**Exercise goal:** The full set of entries must be copied exactly.

(Collected data entries)

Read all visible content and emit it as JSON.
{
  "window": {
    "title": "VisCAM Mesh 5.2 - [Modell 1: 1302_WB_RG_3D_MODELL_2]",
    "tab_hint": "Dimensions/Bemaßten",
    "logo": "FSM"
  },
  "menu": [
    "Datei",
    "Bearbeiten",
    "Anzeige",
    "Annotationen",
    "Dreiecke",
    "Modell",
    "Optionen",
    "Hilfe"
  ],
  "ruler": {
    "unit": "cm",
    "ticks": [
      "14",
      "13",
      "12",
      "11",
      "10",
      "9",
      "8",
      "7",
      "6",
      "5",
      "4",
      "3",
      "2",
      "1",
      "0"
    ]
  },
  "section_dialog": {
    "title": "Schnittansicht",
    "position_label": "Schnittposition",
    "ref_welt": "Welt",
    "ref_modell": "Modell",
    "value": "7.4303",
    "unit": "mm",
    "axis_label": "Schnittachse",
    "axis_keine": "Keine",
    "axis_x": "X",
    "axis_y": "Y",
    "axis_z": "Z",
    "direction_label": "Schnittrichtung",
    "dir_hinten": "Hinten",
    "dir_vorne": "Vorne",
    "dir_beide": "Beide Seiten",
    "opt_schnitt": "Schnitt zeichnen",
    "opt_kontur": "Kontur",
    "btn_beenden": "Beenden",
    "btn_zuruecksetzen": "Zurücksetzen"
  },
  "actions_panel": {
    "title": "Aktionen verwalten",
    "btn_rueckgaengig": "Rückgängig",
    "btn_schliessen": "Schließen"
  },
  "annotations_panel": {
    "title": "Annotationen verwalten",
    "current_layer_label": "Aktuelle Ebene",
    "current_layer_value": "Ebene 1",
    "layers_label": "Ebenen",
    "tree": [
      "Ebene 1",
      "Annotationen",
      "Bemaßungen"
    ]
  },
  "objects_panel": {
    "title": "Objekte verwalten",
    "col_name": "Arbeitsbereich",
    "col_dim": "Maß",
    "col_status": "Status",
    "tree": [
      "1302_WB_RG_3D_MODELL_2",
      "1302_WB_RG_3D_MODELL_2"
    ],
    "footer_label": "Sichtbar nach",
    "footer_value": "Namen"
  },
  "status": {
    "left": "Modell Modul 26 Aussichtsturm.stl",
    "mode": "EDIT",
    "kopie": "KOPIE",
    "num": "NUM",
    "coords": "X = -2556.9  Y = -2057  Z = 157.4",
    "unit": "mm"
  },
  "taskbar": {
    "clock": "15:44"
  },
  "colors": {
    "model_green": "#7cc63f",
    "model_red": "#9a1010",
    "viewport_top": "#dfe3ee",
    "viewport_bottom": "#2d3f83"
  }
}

**Solved exercise:**
Read all visible content and emit it as JSON.
{
  "window": {
    "title": "VisCAM Mesh 5.2 - [Modell 1: 1302_WB_RG_3D_MODELL_2]",
    "tab_hint": "Dimensions/Bemaßten",
    "logo": "FSM"
  },
  "menu": [
    "Datei",
    "Bearbeiten",
    "Anzeige",
    "Annotationen",
    "Dreiecke",
    "Modell",
    "Optionen",
    "Hilfe"
  ],
  "ruler": {
    "unit": "cm",
    "ticks": [
      "14",
      "13",
      "12",
      "11",
      "10",
      "9",
      "8",
      "7",
      "6",
      "5",
      "4",
      "3",
      "2",
      "1",
      "0"
    ]
  },
  "section_dialog": {
    "title": "Schnittansicht",
    "position_label": "Schnittposition",
    "ref_welt": "Welt",
    "ref_modell": "Modell",
    "value": "7.4303",
    "unit": "mm",
    "axis_label": "Schnittachse",
    "axis_keine": "Keine",
    "axis_x": "X",
    "axis_y": "Y",
    "axis_z": "Z",
    "direction_label": "Schnittrichtung",
    "dir_hinten": "Hinten",
    "dir_vorne": "Vorne",
    "dir_beide": "Beide Seiten",
    "opt_schnitt": "Schnitt zeichnen",
    "opt_kontur": "Kontur",
    "btn_beenden": "Beenden",
    "btn_zuruecksetzen": "Zurücksetzen"
  },
  "actions_panel": {
    "title": "Aktionen verwalten",
    "btn_rueckgaengig": "Rückgängig",
    "btn_schliessen": "Schließen"
  },
  "annotations_panel": {
    "title": "Annotationen verwalten",
    "current_layer_label": "Aktuelle Ebene",
    "current_layer_value": "Ebene 1",
    "layers_label": "Ebenen",
    "tree": [
      "Ebene 1",
      "Annotationen",
      "Bemaßungen"
    ]
  },
  "objects_panel": {
    "title": "Objekte verwalten",
    "col_name": "Arbeitsbereich",
    "col_dim": "Maß",
    "col_status": "Status",
    "tree": [
      "1302_WB_RG_3D_MODELL_2",
      "1302_WB_RG_3D_MODELL_2"
    ],
    "footer_label": "Sichtbar nach",
    "footer_value": "Namen"
  },
  "status": {
    "left": "Modell Modul 26 Aussichtsturm.stl",
    "mode": "EDIT",
    "kopie": "KOPIE",
    "num": "NUM",
    "coords": "X = -2556.9  Y = -2057  Z = 157.4",
    "unit": "mm"
  },
  "taskbar": {
    "clock": "15:44"
  },
  "colors": {
    "model_green": "#7cc63f",
    "model_red": "#9a1010",
    "viewport_top": "#dfe3ee",
    "viewport_bottom": "#2d3f83"
  }
}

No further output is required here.